According to a 2015 OCN report, the industry has struggled to find enough nursing instructors. The report found that between 2011 and 2014 “almost 70 percent of nurse faculty positions were vacated at some point during the three-year survey period.” Bitton said that this may exacerbate the nursing shortage.
“The only way you’re going to be able to produce the nurses is by educating them,” Bitton said. “If we don’t have faculty to actually educate those nurses to be as excellent as we want them to be, then we’re running a risk of not being able to have that healthcare access that people need.”
Training is especially critical because many people come to nursing as a second career. Bitton traces the growth in male nursing to the economic recession of 2008, after which more men began to see healthcare as a viable or even second career option.
“Nursing is one of those professions where it really isn’t like TV,” Bitton said. “You’re not going to just get a nursing degree and necessarily go to a hospital and work in a hospital…You’ve got so many opportunities and so many different pathways that you can choose.”
Nursing wasn’t Kaufman’s first career choice, either. After he graduated from college, Kaufman worked for the United States Forest Service as a biology researcher and was also a part-time firefighter.

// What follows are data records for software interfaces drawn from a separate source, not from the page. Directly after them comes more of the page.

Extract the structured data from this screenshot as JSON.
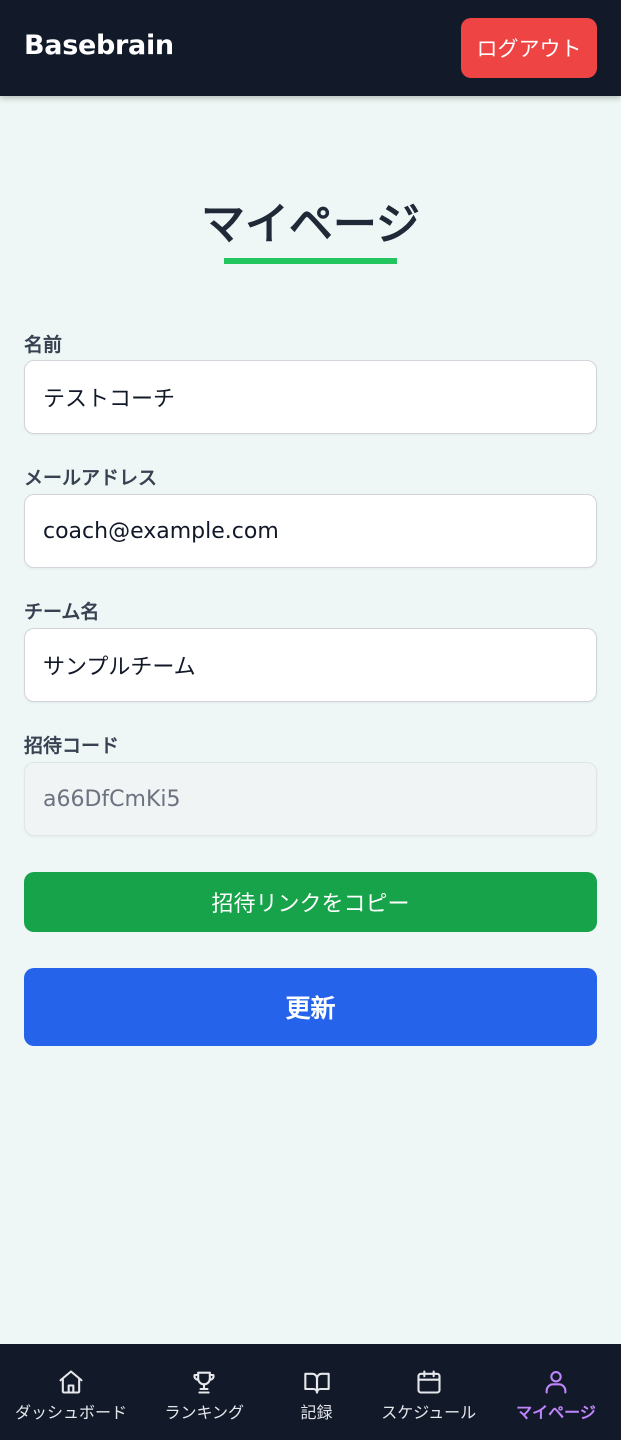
{
  "header": {
    "brand": "Basebrain",
    "logout_label": "ログアウト"
  },
  "page": {
    "title": "マイページ"
  },
  "form": {
    "name": {
      "label": "名前",
      "value": "テストコーチ"
    },
    "email": {
      "label": "メールアドレス",
      "value": "coach@example.com"
    },
    "team": {
      "label": "チーム名",
      "value": "サンプルチーム"
    },
    "invite_code": {
      "label": "招待コード",
      "value": "a66DfCmKi5"
    },
    "copy_link_label": "招待リンクをコピー",
    "update_label": "更新"
  },
  "nav": {
    "items": [
      {
        "label": "ダッシュボード",
        "icon": "home-icon"
      },
      {
        "label": "ランキング",
        "icon": "trophy-icon"
      },
      {
        "label": "記録",
        "icon": "book-icon"
      },
      {
        "label": "スケジュール",
        "icon": "calendar-icon"
      },
      {
        "label": "マイページ",
        "icon": "user-icon",
        "active": true
      }
    ]
  },
  "colors": {
    "header_bg": "#121a29",
    "page_bg": "#eef7f5",
    "logout": "#ef4444",
    "accent_green": "#22c55e",
    "copy_button": "#16a34a",
    "update_button": "#2563eb",
    "nav_active": "#c084fc"
  }
}
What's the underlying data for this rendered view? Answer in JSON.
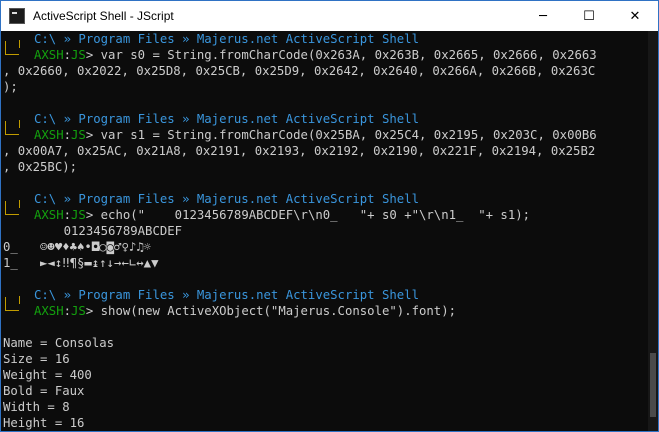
{
  "window": {
    "title": "ActiveScript Shell - JScript"
  },
  "controls": {
    "minimize": "─",
    "maximize": "☐",
    "close": "✕"
  },
  "prompt": {
    "path": "C:\\ » Program Files » Majerus.net ActiveScript Shell",
    "name": "AXSH",
    "lang": "JS",
    "marker": ">"
  },
  "lines": {
    "c1a": " var s0 = String.fromCharCode(0x263A, 0x263B, 0x2665, 0x2666, 0x2663",
    "c1b": ", 0x2660, 0x2022, 0x25D8, 0x25CB, 0x25D9, 0x2642, 0x2640, 0x266A, 0x266B, 0x263C",
    "c1c": ");",
    "c2a": " var s1 = String.fromCharCode(0x25BA, 0x25C4, 0x2195, 0x203C, 0x00B6",
    "c2b": ", 0x00A7, 0x25AC, 0x21A8, 0x2191, 0x2193, 0x2192, 0x2190, 0x221F, 0x2194, 0x25B2",
    "c2c": ", 0x25BC);",
    "c3a": " echo(\"    0123456789ABCDEF\\r\\n0_   \"+ s0 +\"\\r\\n1_  \"+ s1);",
    "o3a": "    0123456789ABCDEF",
    "o3b": "0_   ☺☻♥♦♣♠•◘○◙♂♀♪♫☼",
    "o3c": "1_   ►◄↕‼¶§▬↨↑↓→←∟↔▲▼",
    "c4a": " show(new ActiveXObject(\"Majerus.Console\").font);",
    "o4a": "Name = Consolas",
    "o4b": "Size = 16",
    "o4c": "Weight = 400",
    "o4d": "Bold = Faux",
    "o4e": "Width = 8",
    "o4f": "Height = 16"
  }
}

“I… didn’t take my education quite as seriously,” said Kaufman, who bounced around from career to career. “And certainly didn’t see myself in a career where I would have the responsibility of people’s lives or their health or their well-being on my shoulder. I didn’t want to have anything to do with that.”
Today, in addition to being a nurse, Kaufman is also a nursing instructor at Lane Community College, an example of one of the alternate pathways that Bitton mentioned. For Olivas, his mission to become a nurse is all about building meaningful relationships with patients. He said that that’s the essential component to the job — no matter if you’re a nurse who’s male or female.
“That’s powerful to know that somebody really has that trust in you,” he said. “You’re going to be there for the family, you’re going to advocate for them, you’re going to know what to do and you’re gonna know how to take care of them. I can’t really explain it. It just feels good.”